Skip to content
Landing page show after 5 seconds.
Mon, Jul
0 New Articles

No increase in Mayo suicide rate during pandemic – Coroner


ALLAYED FEARS Coroner for Mayo, Patrick O’Connor.

Mayo numbers have stabilised or lessened during 2020

Anton McNulty

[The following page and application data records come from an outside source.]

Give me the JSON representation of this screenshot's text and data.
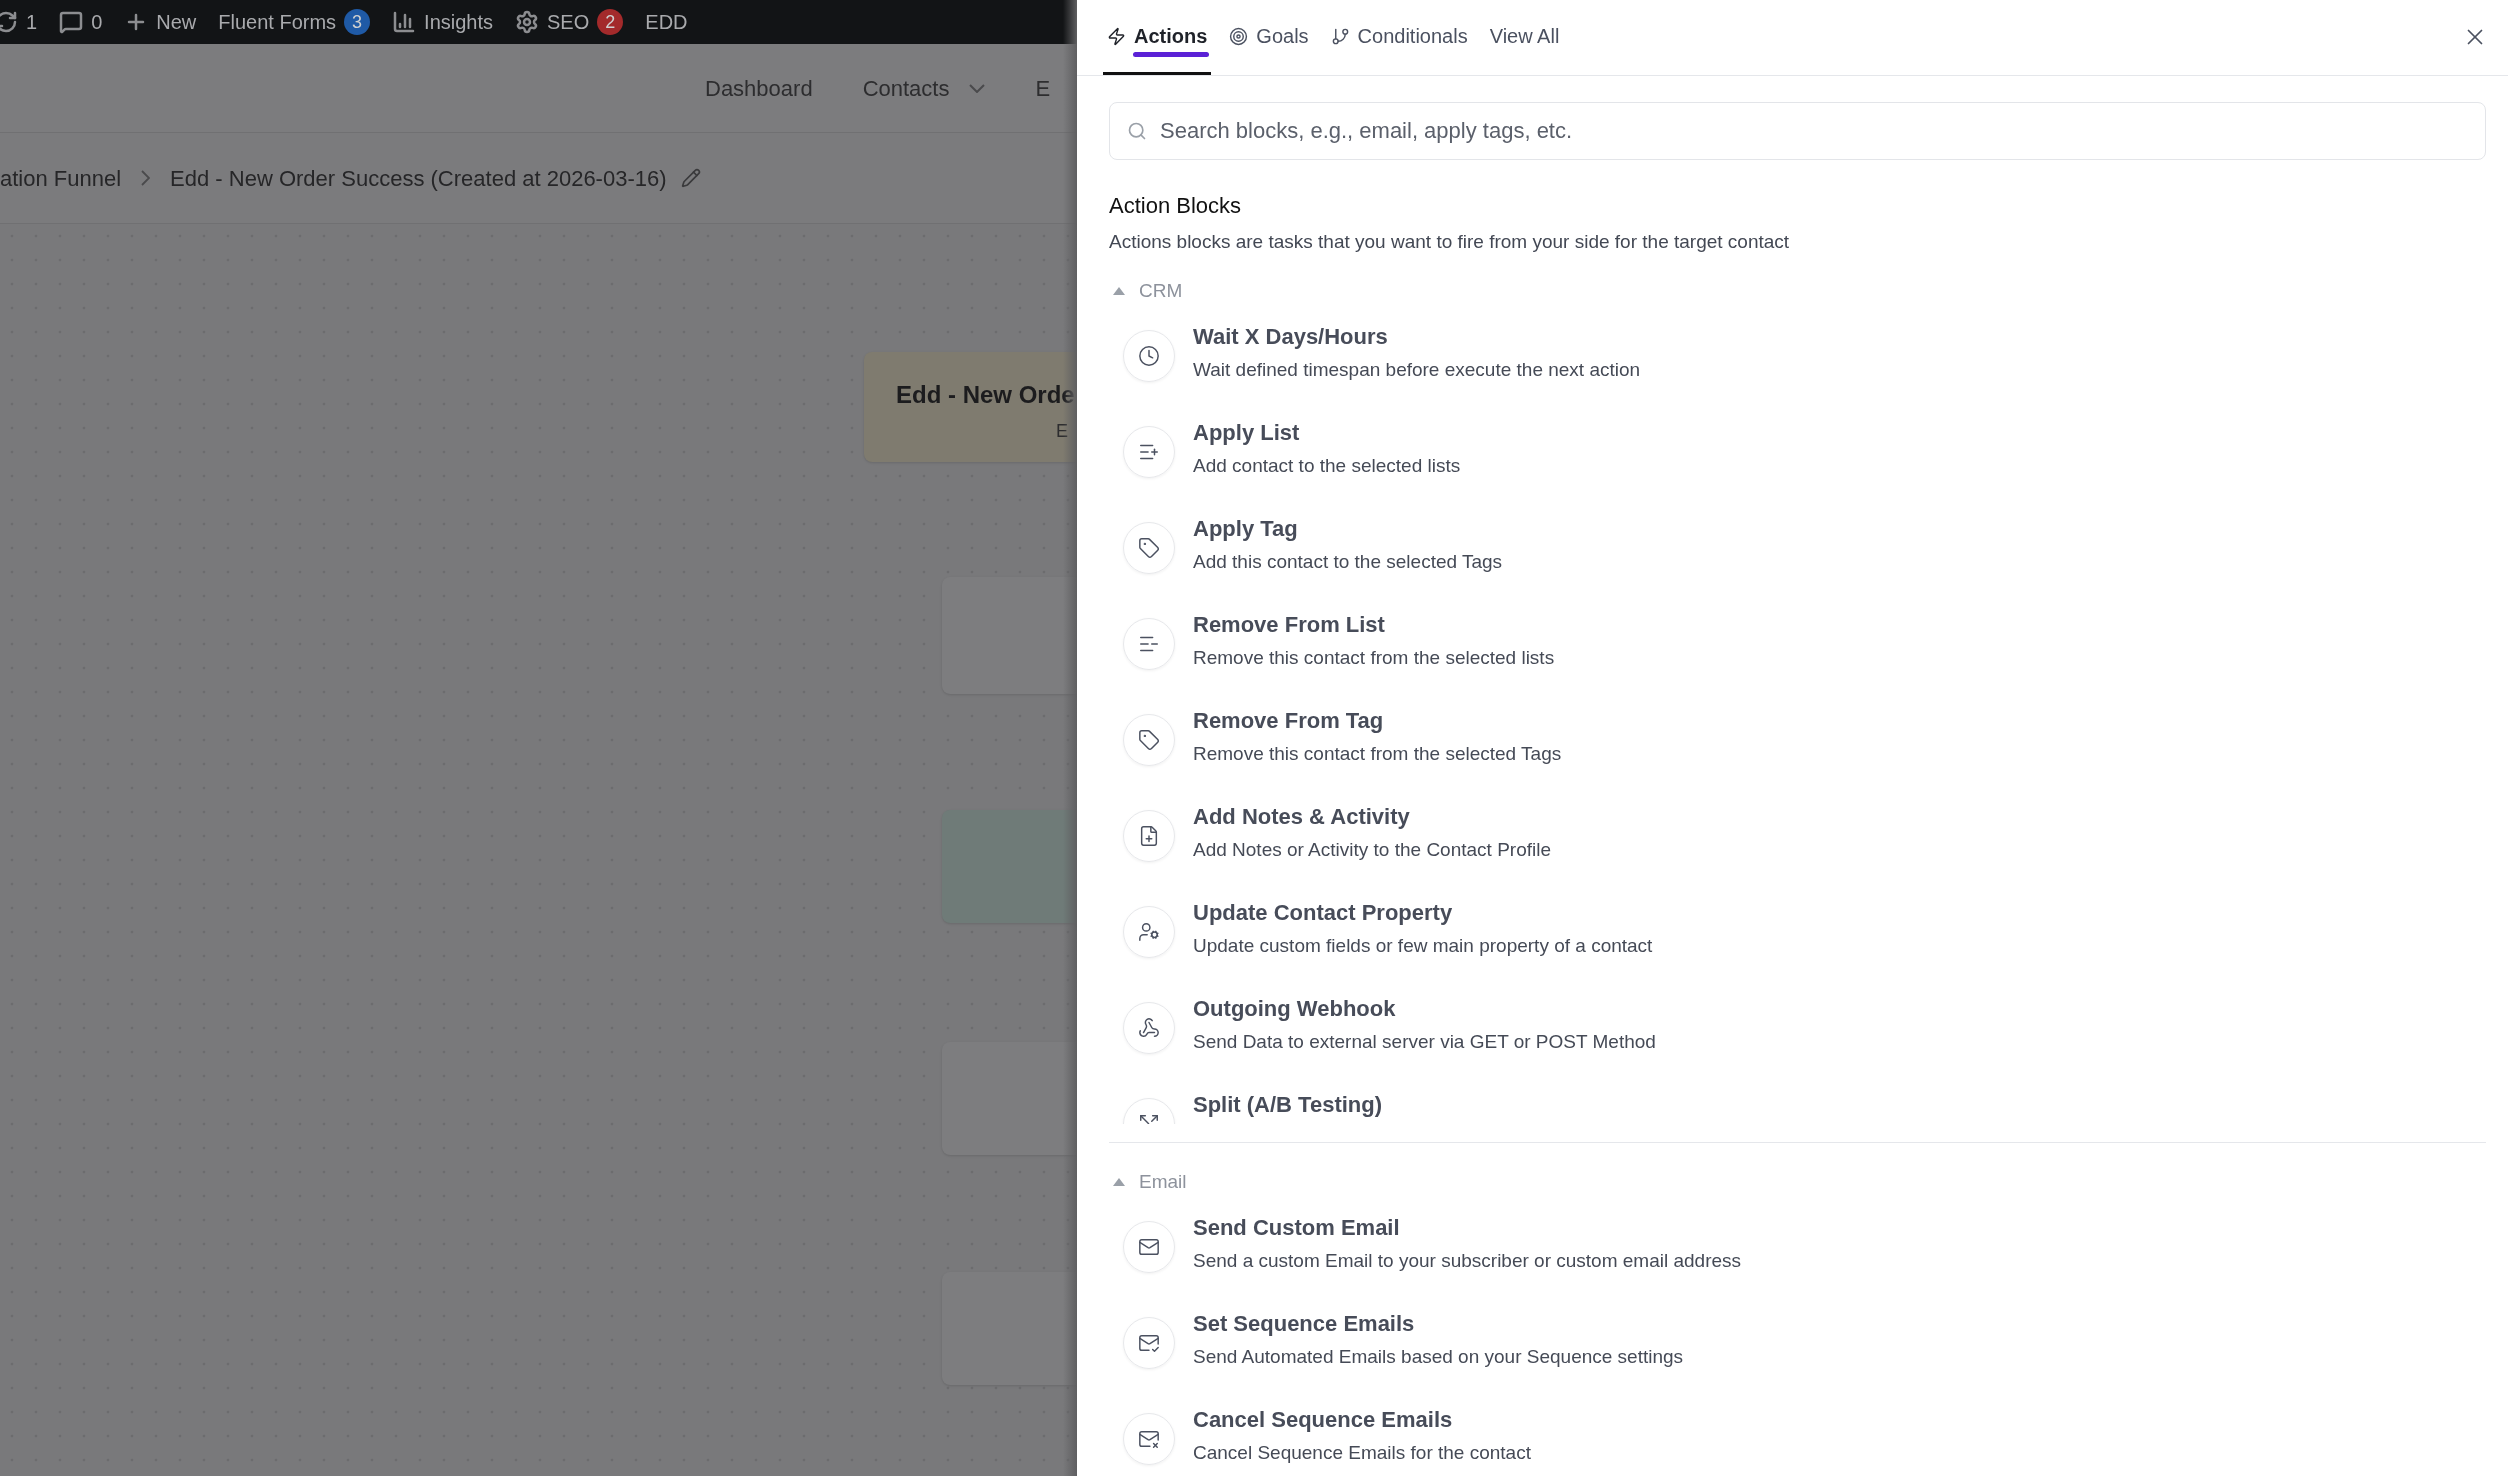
{
  "admin_bar": [
    {
      "kind": "updates",
      "label": "1"
    },
    {
      "kind": "comments",
      "label": "0"
    },
    {
      "kind": "new",
      "label": "New"
    },
    {
      "kind": "text",
      "label": "Fluent Forms",
      "badge": "3",
      "color": "#1f5aa6"
    },
    {
      "kind": "insights",
      "label": "Insights"
    },
    {
      "kind": "seo",
      "label": "SEO",
      "badge": "2",
      "color": "#a32a2b"
    },
    {
      "kind": "text",
      "label": "EDD"
    }
  ],
  "nav": {
    "items": [
      {
        "label": "Dashboard",
        "dropdown": false
      },
      {
        "label": "Contacts",
        "dropdown": true
      },
      {
        "label": "E",
        "dropdown": false
      }
    ]
  },
  "breadcrumb": {
    "parent": "ation Funnel",
    "current": "Edd - New Order Success (Created at 2026-03-16)"
  },
  "canvas": {
    "cards": [
      {
        "kind": "trigger",
        "title": "Edd - New Orde",
        "subtitle": "E"
      },
      {
        "kind": "action"
      },
      {
        "kind": "goal"
      },
      {
        "kind": "action"
      },
      {
        "kind": "action"
      }
    ]
  },
  "drawer": {
    "tabs": [
      {
        "label": "Actions",
        "kind": "actions",
        "selected": true
      },
      {
        "label": "Goals",
        "kind": "goals",
        "selected": false
      },
      {
        "label": "Conditionals",
        "kind": "conditionals",
        "selected": false
      },
      {
        "label": "View All",
        "kind": "all",
        "selected": false
      }
    ],
    "search": {
      "placeholder": "Search blocks, e.g., email, apply tags, etc."
    },
    "title": "Action Blocks",
    "description": "Actions blocks are tasks that you want to fire from your side for the target contact",
    "groups": [
      {
        "name": "CRM",
        "expanded": true,
        "items": [
          {
            "kind": "clock",
            "title": "Wait X Days/Hours",
            "description": "Wait defined timespan before execute the next action"
          },
          {
            "kind": "list-plus",
            "title": "Apply List",
            "description": "Add contact to the selected lists"
          },
          {
            "kind": "tag-plus",
            "title": "Apply Tag",
            "description": "Add this contact to the selected Tags"
          },
          {
            "kind": "list-minus",
            "title": "Remove From List",
            "description": "Remove this contact from the selected lists"
          },
          {
            "kind": "tag-x",
            "title": "Remove From Tag",
            "description": "Remove this contact from the selected Tags"
          },
          {
            "kind": "note",
            "title": "Add Notes & Activity",
            "description": "Add Notes or Activity to the Contact Profile"
          },
          {
            "kind": "property",
            "title": "Update Contact Property",
            "description": "Update custom fields or few main property of a contact"
          },
          {
            "kind": "webhook",
            "title": "Outgoing Webhook",
            "description": "Send Data to external server via GET or POST Method"
          },
          {
            "kind": "split",
            "title": "Split (A/B Testing)"
          }
        ]
      },
      {
        "name": "Email",
        "expanded": true,
        "items": [
          {
            "kind": "mail",
            "title": "Send Custom Email",
            "description": "Send a custom Email to your subscriber or custom email address"
          },
          {
            "kind": "mail-check",
            "title": "Set Sequence Emails",
            "description": "Send Automated Emails based on your Sequence settings"
          },
          {
            "kind": "mail-x",
            "title": "Cancel Sequence Emails",
            "description": "Cancel Sequence Emails for the contact"
          }
        ]
      }
    ]
  }
}
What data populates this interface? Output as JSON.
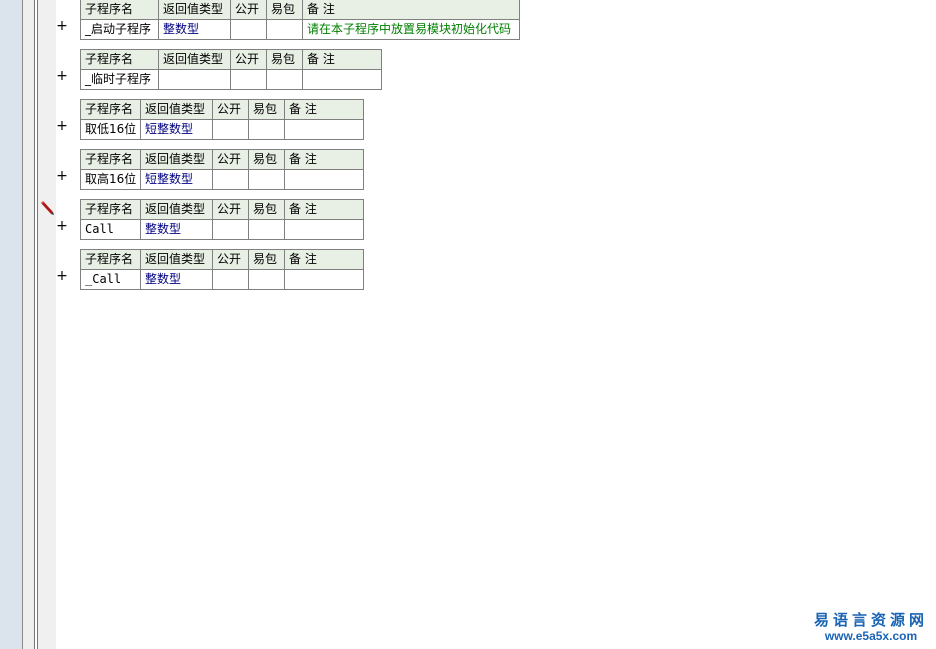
{
  "headers": {
    "name": "子程序名",
    "return_type": "返回值类型",
    "public": "公开",
    "easy_pack": "易包",
    "note": "备 注"
  },
  "subprograms": [
    {
      "name": "_启动子程序",
      "return_type": "整数型",
      "note": "请在本子程序中放置易模块初始化代码"
    },
    {
      "name": "_临时子程序",
      "return_type": "",
      "note": ""
    },
    {
      "name": "取低16位",
      "return_type": "短整数型",
      "note": ""
    },
    {
      "name": "取高16位",
      "return_type": "短整数型",
      "note": ""
    },
    {
      "name": "Call",
      "return_type": "整数型",
      "note": ""
    },
    {
      "name": "_Call",
      "return_type": "整数型",
      "note": ""
    }
  ],
  "expand_symbol": "+",
  "watermark": {
    "title": "易语言资源网",
    "url": "www.e5a5x.com"
  },
  "colors": {
    "header_bg": "#e8efe4",
    "type_text": "#000080",
    "note_text": "#008000",
    "watermark": "#1a64b4"
  }
}
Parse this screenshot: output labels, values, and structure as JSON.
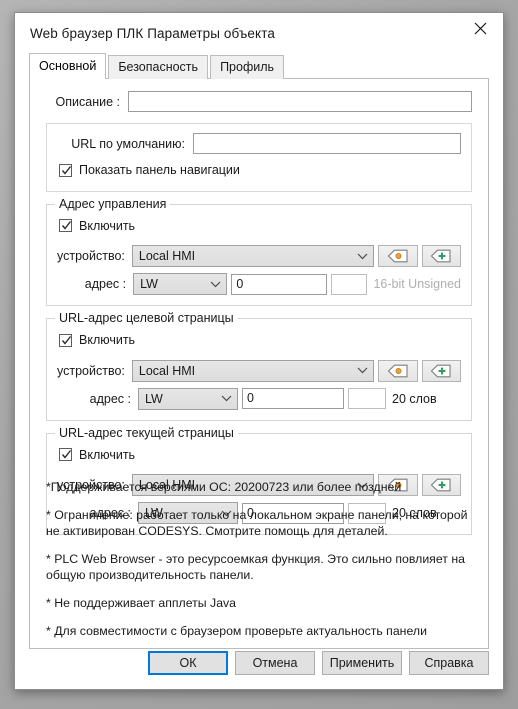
{
  "window": {
    "title": "Web браузер ПЛК Параметры объекта",
    "close_icon": "close-icon"
  },
  "tabs": [
    {
      "label": "Основной",
      "active": true
    },
    {
      "label": "Безопасность",
      "active": false
    },
    {
      "label": "Профиль",
      "active": false
    }
  ],
  "general": {
    "description_label": "Описание :",
    "description_value": "",
    "default_url_label": "URL по умолчанию:",
    "default_url_value": "",
    "show_nav_label": "Показать панель навигации",
    "show_nav_checked": true
  },
  "groups": [
    {
      "legend": "Адрес управления",
      "enable_label": "Включить",
      "enable_checked": true,
      "device_label": "устройство:",
      "device_value": "Local HMI",
      "address_label": "адрес :",
      "address_type": "LW",
      "address_value": "0",
      "address_extra": "",
      "info_text": "16-bit Unsigned",
      "info_muted": true,
      "tag_button": "tag-settings-icon",
      "add_button": "tag-add-icon"
    },
    {
      "legend": "URL-адрес целевой страницы",
      "enable_label": "Включить",
      "enable_checked": true,
      "device_label": "устройство:",
      "device_value": "Local HMI",
      "address_label": "адрес :",
      "address_type": "LW",
      "address_value": "0",
      "address_extra": "",
      "info_text": "20 слов",
      "info_muted": false,
      "tag_button": "tag-settings-icon",
      "add_button": "tag-add-icon"
    },
    {
      "legend": "URL-адрес текущей страницы",
      "enable_label": "Включить",
      "enable_checked": true,
      "device_label": "устройство:",
      "device_value": "Local HMI",
      "address_label": "адрес :",
      "address_type": "LW",
      "address_value": "0",
      "address_extra": "",
      "info_text": "20 слов",
      "info_muted": false,
      "tag_button": "tag-settings-icon",
      "add_button": "tag-add-icon"
    }
  ],
  "notes": [
    "*Поддерживается версиями ОС: 20200723 или более поздней",
    "* Ограничение: работает только на локальном экране панели, на которой не активирован CODESYS. Смотрите помощь для деталей.",
    "* PLC Web Browser - это ресурсоемкая функция. Это сильно повлияет на общую производительность панели.",
    "* Не поддерживает апплеты Java",
    "* Для совместимости с браузером проверьте актуальность панели"
  ],
  "footer": {
    "ok": "ОК",
    "cancel": "Отмена",
    "apply": "Применить",
    "help": "Справка"
  },
  "colors": {
    "accent": "#0078d7",
    "tag_orange": "#e8a33d",
    "tag_green": "#2e9e5b",
    "muted_text": "#b0b0b0"
  }
}
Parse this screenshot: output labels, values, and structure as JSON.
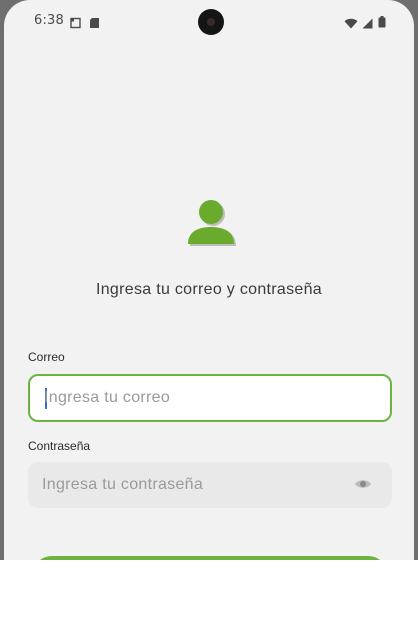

THE number of deaths from suicides has not increased in the county since the implementation of Covid-19 restrictions, according to the Coroner for Mayo.
There had been fears that the Covid-19 pandemic and the restrictions imposed could have a negative impact on people’s mental health and lead to an increase in the suicide and self-harm rates in the country.
Speaking after the inquests of two Mayo men who died as a result of suicide in June and August, Mr Patrick O’Connor said the media had been asking him in recent weeks whether there has been an increase in suicide rates in the last nine months, and it was his opinion that there has not been.
“The number of persons who have died from suicide in Co Mayo has not increased, and if anything it has stabilised or is less in 2020,” he said.
“Whether there are issues in relation to Covid regarding people’s mental health that is another matter but certainly it has not reflected itself thankfully in persons who have died from suicide, in my opinion, in my district in Co Mayo,” he said.
The inquests, which were held in Ballina Courthouse, were the final inquests to take place in 2020, and Mr O’Connor thanked the Gardaí and the Court Service for their help in a particularly difficult year.
The inquests normally take place in Castlebar Courthouse but were moved to Ballina when the courthouse in Castlebar became unavailable after the Central Criminal Court relocated there in October.
Mr O’Connor thanked the court service for making Ballina available and ensuring inquests were able to be held.
“I wish to commend the public services and in particular the court services for providing the facilities to hold inquests. It is a relief to all and in particular the families, who want to get on with the process, which is extremely difficult for them,” he said.
Following the nationwide Covid-19 lockdown in the spring, the holding of inquests was not possible until late in the summer. Despite this, Mr O’Connor said that thanks to the efficiency of the gardaí and court service, all the files are up to date and there are no back-logs to deal with.
Mr O’Connor also reiterated the need for communities to look out for vulnerable members of society at this time of year and to be mindful of people who are struggling in the current climate.